Posted at 5:20 PM, May 01, 2019
and last updated 2019-08-23 23:44:17-04

PALM BEACH COUNTY, Fla. — UPDATE: A Judge ruled that the Palm Beach County School District doesn't have to share referendum money with charter schools.

The judge granted the school board's motion for summary judgment in the lawsuits brought by charter schools challenging the 2018 referendum, said the School Board of Palm Beach County in a news release.

The schools are: Academy for Positive Learning, Inc., Palm Beach Maritime Museum and G-Star School of the Arts.


As the battle over whether lawmakers can force the Palm Beach County School District to share money with charter schools plays out in the state Legislature and in local rallies, that same battle has been playing out in county court.

It's costing you, the taxpayers, money.

In November, 72 percent of Palm Beach County voters voted to raise their property taxes, giving the school district an extra $200 million a year for things like school safety, mental health, and teacher raises.

"We had a ballot referendum with language that was not ambiguous. It was very clear," said school board member Karen Brill.

The referendum did not include charter schools.

In January, two of the county's charter schools sued, saying they're entitled to 10 percent. Some parents joined the lawsuit as well.

"These kids are public school kids. They have a right to have the same safety as any other child that goes to a public school," said Renata Espinoza, the founder of Academy for Positive Learning.

To fight the charter's lawsuit, the district hired the law firm of Boies, Schiller, and Flexner. Their lawyers have represented Harvey Weinstein and Jeff Bezos.

A $250,000 retainer alone. The district signed the agreement in February. Taxpayer money used to fight sharing taxpayer money.

"I don’t know how much I can comment because it is a lawsuit at this time. Clearly the public has already spoken. They’ve already spoken their support," said Brill. "I have not had any push back from my constituents in terms of what we’re doing. The problem they have with us funding charter schools is accountability."

"Instead of spending money on attorneys, on politics, they should start looking and analyzing how we are going to distribute the money accordingly and what's right for everybody," said Espinoza.

The argument in court is whether the referendum language was legal. The charter schools said the Florida Legislature "has made clear its intentions that public charter schools be funded the same as traditional public schools."

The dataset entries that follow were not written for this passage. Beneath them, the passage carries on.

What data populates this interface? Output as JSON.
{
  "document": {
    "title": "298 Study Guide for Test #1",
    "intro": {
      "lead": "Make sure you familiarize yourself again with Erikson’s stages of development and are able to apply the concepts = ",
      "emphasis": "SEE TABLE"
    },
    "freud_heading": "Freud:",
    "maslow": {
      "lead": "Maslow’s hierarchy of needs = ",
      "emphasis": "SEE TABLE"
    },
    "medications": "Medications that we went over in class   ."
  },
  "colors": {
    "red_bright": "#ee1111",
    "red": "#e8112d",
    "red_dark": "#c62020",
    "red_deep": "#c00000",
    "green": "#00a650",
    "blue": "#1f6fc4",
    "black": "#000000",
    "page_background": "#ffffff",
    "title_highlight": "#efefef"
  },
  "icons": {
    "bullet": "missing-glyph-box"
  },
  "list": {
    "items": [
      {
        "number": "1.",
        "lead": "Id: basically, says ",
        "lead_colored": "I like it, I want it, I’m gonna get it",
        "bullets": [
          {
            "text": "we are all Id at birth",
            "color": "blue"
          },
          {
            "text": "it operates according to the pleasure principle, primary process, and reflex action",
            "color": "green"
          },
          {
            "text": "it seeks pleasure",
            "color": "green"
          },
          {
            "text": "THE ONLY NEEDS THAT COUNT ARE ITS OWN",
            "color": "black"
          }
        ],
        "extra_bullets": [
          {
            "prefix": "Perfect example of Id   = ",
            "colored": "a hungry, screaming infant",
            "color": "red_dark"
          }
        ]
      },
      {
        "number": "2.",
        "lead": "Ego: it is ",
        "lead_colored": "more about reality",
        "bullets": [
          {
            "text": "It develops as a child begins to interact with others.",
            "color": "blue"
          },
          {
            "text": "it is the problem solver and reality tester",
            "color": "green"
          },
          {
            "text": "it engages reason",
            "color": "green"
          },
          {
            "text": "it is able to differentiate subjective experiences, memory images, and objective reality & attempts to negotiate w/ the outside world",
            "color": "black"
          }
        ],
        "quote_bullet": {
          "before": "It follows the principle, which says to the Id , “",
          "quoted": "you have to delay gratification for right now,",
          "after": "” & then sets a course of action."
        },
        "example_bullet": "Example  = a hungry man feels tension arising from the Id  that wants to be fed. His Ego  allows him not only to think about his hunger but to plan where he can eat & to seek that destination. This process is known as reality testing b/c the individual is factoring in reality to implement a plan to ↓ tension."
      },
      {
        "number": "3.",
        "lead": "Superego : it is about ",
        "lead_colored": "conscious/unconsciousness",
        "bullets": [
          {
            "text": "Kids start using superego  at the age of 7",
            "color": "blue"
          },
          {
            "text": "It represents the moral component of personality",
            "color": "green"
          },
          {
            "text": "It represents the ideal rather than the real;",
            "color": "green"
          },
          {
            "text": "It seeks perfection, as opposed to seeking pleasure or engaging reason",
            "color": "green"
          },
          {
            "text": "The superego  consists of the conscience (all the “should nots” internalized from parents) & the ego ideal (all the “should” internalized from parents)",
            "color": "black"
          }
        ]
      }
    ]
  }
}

But the school board said they received a legal opinion before putting the referendum on the ballot, saying they were allowed to exclude charter schools. Their lawyers said in a court filing that the charter schools' "claims arise from an erroneous interpretation of the Florida statutes."

The current fight against the state is whether the Legislature should be allowed to over turn the will of the voters. If they do, Brill said the fight shouldn't stop.

"I will tell you from my personal perspective and this is me speaking as an individual, we should be suing, on behalf of the voters. Because it is not legal to take a vote, have the voters make a decision, and over turn it," said Brill.

The House has already pushed ahead with a bill that would make the district share funds with charter schools, about $20 million. The Senate was supposed to discuss the measure Wednesday, but the discussion was delayed until Thursday.